» The task:
Filter the material below so that only lines containing "label" remain.

=== Records for this task ===

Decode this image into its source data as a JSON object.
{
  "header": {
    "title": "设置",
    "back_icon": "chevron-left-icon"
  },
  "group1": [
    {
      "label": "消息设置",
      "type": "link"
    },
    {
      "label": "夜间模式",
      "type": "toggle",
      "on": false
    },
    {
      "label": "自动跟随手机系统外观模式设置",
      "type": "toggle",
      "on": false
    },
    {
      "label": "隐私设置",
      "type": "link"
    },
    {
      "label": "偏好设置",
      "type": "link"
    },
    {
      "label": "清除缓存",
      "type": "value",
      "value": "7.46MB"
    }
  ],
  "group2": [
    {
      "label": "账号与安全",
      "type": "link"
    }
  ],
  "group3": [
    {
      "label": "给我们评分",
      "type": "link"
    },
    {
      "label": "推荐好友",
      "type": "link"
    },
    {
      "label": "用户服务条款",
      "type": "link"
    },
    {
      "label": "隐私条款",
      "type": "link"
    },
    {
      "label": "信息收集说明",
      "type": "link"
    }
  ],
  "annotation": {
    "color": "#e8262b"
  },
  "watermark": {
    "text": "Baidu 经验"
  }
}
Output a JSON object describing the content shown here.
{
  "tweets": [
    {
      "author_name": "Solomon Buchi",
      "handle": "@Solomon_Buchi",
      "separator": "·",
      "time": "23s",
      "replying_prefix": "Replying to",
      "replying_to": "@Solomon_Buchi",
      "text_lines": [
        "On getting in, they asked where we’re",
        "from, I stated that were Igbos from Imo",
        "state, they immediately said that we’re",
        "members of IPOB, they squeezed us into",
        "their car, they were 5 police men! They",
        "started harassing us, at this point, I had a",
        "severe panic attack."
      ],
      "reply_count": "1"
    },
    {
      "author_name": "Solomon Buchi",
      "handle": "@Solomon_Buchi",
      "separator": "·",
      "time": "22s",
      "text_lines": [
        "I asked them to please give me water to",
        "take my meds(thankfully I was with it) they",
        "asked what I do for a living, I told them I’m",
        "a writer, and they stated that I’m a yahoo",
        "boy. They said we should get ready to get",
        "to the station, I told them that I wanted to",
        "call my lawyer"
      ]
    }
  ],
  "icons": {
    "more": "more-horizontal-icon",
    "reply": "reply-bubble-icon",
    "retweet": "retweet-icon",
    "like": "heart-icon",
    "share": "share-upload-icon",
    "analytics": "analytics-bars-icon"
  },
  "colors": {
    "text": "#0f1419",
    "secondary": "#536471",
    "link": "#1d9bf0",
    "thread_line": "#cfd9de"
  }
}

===

» Response to this exercise:
      "label": "消息设置",
      "label": "夜间模式",
      "label": "自动跟随手机系统外观模式设置",
      "label": "隐私设置",
      "label": "偏好设置",
      "label": "清除缓存",
      "label": "账号与安全",
      "label": "给我们评分",
      "label": "推荐好友",
      "label": "用户服务条款",
      "label": "隐私条款",
      "label": "信息收集说明",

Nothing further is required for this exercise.